=== Exercise objective ===
Please state how many lines of the records hold the string "Загальні", giving nothing but the number.

=== Material provided ===
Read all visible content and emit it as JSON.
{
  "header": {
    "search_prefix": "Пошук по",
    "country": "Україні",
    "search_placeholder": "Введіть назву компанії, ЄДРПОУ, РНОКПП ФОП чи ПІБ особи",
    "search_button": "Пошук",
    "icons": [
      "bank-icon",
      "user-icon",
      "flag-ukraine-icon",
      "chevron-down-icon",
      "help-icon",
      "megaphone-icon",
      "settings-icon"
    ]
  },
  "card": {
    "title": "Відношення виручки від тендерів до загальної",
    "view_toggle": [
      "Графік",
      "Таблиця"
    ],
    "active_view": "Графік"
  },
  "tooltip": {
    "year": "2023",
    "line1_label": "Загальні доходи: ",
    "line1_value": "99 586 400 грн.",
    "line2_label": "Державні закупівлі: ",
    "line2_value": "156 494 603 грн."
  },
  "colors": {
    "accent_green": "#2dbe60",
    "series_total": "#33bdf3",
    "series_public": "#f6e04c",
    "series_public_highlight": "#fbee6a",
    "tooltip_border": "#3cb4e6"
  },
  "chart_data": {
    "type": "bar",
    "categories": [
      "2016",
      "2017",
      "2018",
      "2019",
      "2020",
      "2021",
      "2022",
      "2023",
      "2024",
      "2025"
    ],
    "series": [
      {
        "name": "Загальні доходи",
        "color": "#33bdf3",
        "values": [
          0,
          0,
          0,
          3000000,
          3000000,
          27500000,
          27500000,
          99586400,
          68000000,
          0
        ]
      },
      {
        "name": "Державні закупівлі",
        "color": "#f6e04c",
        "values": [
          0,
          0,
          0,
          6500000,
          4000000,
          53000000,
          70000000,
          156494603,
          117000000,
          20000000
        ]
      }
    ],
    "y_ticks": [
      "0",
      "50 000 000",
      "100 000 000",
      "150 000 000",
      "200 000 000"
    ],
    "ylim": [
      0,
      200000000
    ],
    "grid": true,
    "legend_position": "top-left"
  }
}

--

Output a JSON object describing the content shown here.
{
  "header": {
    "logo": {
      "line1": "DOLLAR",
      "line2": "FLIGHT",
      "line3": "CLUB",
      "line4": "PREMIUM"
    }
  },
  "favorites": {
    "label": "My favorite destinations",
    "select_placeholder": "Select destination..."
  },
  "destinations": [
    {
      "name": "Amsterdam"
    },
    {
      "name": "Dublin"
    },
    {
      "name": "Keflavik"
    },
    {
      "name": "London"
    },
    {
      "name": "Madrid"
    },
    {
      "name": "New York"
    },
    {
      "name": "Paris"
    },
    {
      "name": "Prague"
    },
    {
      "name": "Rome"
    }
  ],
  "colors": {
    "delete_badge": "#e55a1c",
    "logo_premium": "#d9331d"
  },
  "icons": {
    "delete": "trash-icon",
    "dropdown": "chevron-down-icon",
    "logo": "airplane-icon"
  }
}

=== Solution to this exercise ===
2